series, Judgment is broken down into small, playable chunks each rated
on a three-star scale, where the player earns more stars depending on
their performance. Higher scores can be achieved by completing more
kills, turning enemies into “gibs”, performing headshots and completing
achievements or ribbons during the mini-chapter.
Any “down but
not out” injuries will negatively affect your score. The AI, although
vastly improved in this title, still leaves you crawling about on the
ground waiting for someone to help you up, meaning access to precious
kills and creativity bonuses can be lost out on while you’re waiting.
huge score boost can be earned if you opt in to what the game calls the
“Declassified” mission options. These are optional objectives that
serve to make the combat much more varied. As with other games in the
series, the constant combat can get a little repetitive. Accessible via a
glowing Gears logo on a building early on in each segment, Declassified
objectives employ certain mission restrictions such as reduced
visibility, increased enemy presence, limited ammo or reliance on a
Judgement offers some challenging combat once the
Declassified option is engaged, and the move also adds extra
replayability as you battle to achieve three stars on every level, however
the repetition of ‘start chapter, pick up Declassified objective,

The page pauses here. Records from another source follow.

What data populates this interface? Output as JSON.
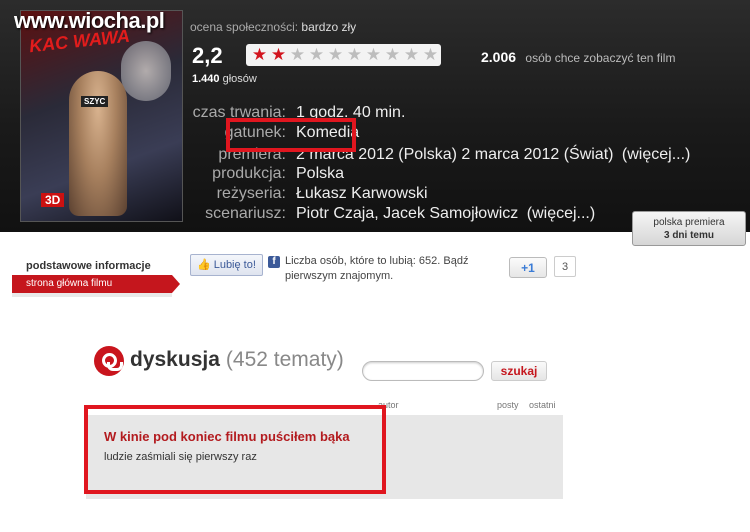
{
  "watermark": "www.wiocha.pl",
  "poster": {
    "title": "KAC WAWA",
    "labels": [
      "SZYC",
      "3D"
    ]
  },
  "rating": {
    "label": "ocena społeczności:",
    "value_text": "bardzo zły",
    "score": "2,2",
    "stars_filled": 2,
    "stars_total": 10,
    "votes_count": "1.440",
    "votes_label": "głosów"
  },
  "want": {
    "count": "2.006",
    "label": "osób chce zobaczyć ten film"
  },
  "details": {
    "duration_key": "czas trwania:",
    "duration_val": "1 godz. 40 min.",
    "genre_key": "gatunek:",
    "genre_val": "Komedia",
    "premiere_key": "premiera:",
    "premiere_val": "2 marca 2012 (Polska) 2 marca 2012 (Świat)",
    "premiere_more": "(więcej...)",
    "production_key": "produkcja:",
    "production_val": "Polska",
    "director_key": "reżyseria:",
    "director_val": "Łukasz Karwowski",
    "writer_key": "scenariusz:",
    "writer_val": "Piotr Czaja, Jacek Samojłowicz",
    "writer_more": "(więcej...)"
  },
  "premiere_badge": {
    "line1": "polska premiera",
    "line2": "3 dni temu"
  },
  "tabs": {
    "title": "podstawowe informacje",
    "active": "strona główna filmu"
  },
  "social": {
    "like_label": "Lubię to!",
    "like_text": "Liczba osób, które to lubią: 652. Bądź pierwszym znajomym.",
    "gplus_label": "+1",
    "gplus_count": "3"
  },
  "discussion": {
    "title_word": "dyskusja",
    "count": "(452 tematy)",
    "search_placeholder": "",
    "search_button": "szukaj",
    "col_author": "autor",
    "col_posts": "posty",
    "col_last": "ostatni",
    "thread_title": "W kinie pod koniec filmu puściłem bąka",
    "thread_sub": "ludzie zaśmiali się pierwszy raz"
  },
  "colors": {
    "accent": "#c5161d",
    "highlight": "#e0161f"
  }
}
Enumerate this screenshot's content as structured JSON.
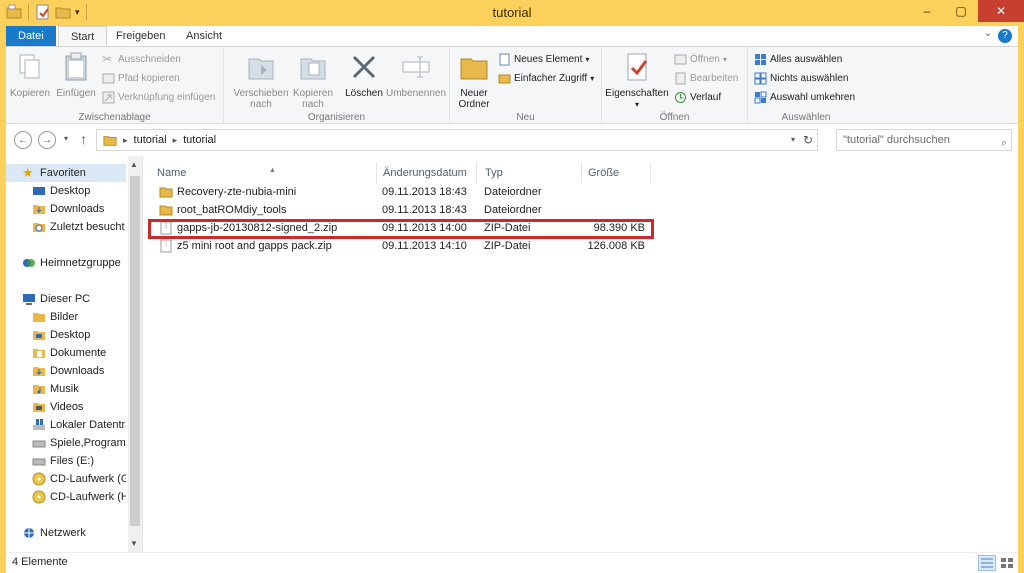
{
  "window": {
    "title": "tutorial",
    "min": "–",
    "max": "▢",
    "close": "✕"
  },
  "tabs": {
    "file": "Datei",
    "items": [
      "Start",
      "Freigeben",
      "Ansicht"
    ],
    "active": "Start",
    "help": "?"
  },
  "ribbon": {
    "clipboard": {
      "label": "Zwischenablage",
      "copy": "Kopieren",
      "paste": "Einfügen",
      "cut": "Ausschneiden",
      "copy_path": "Pfad kopieren",
      "paste_shortcut": "Verknüpfung einfügen"
    },
    "organize": {
      "label": "Organisieren",
      "move_to": "Verschieben nach",
      "copy_to": "Kopieren nach",
      "delete": "Löschen",
      "rename": "Umbenennen"
    },
    "new": {
      "label": "Neu",
      "new_folder": "Neuer Ordner",
      "new_item": "Neues Element",
      "easy_access": "Einfacher Zugriff"
    },
    "open": {
      "label": "Öffnen",
      "properties": "Eigenschaften",
      "open": "Öffnen",
      "edit": "Bearbeiten",
      "history": "Verlauf"
    },
    "select": {
      "label": "Auswählen",
      "select_all": "Alles auswählen",
      "select_none": "Nichts auswählen",
      "invert": "Auswahl umkehren"
    }
  },
  "address": {
    "crumbs": [
      "tutorial",
      "tutorial"
    ],
    "search_placeholder": "\"tutorial\" durchsuchen"
  },
  "navpane": {
    "favorites": "Favoriten",
    "fav_items": [
      "Desktop",
      "Downloads",
      "Zuletzt besucht"
    ],
    "homegroup": "Heimnetzgruppe",
    "thispc": "Dieser PC",
    "pc_items": [
      "Bilder",
      "Desktop",
      "Dokumente",
      "Downloads",
      "Musik",
      "Videos",
      "Lokaler Datenträg",
      "Spiele,Programm",
      "Files (E:)",
      "CD-Laufwerk (G:)",
      "CD-Laufwerk (H:"
    ],
    "network": "Netzwerk"
  },
  "columns": {
    "name": "Name",
    "date": "Änderungsdatum",
    "type": "Typ",
    "size": "Größe"
  },
  "files": [
    {
      "name": "Recovery-zte-nubia-mini",
      "date": "09.11.2013 18:43",
      "type": "Dateiordner",
      "size": "",
      "kind": "folder"
    },
    {
      "name": "root_batROMdiy_tools",
      "date": "09.11.2013 18:43",
      "type": "Dateiordner",
      "size": "",
      "kind": "folder"
    },
    {
      "name": "gapps-jb-20130812-signed_2.zip",
      "date": "09.11.2013 14:00",
      "type": "ZIP-Datei",
      "size": "98.390 KB",
      "kind": "zip"
    },
    {
      "name": "z5 mini root and gapps pack.zip",
      "date": "09.11.2013 14:10",
      "type": "ZIP-Datei",
      "size": "126.008 KB",
      "kind": "zip"
    }
  ],
  "status": {
    "count": "4 Elemente"
  },
  "colors": {
    "title_bar": "#fbd15b",
    "file_tab": "#1979ca",
    "highlight": "#c92b2b",
    "folder": "#e8b84a"
  }
}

survive, rinse, repeat’ does start to feel a little tedious after a while. Nevertheless it’s also a well-executed attempt to bring new gameplay options to a
tired series and introduces some enjoyable new weapons too.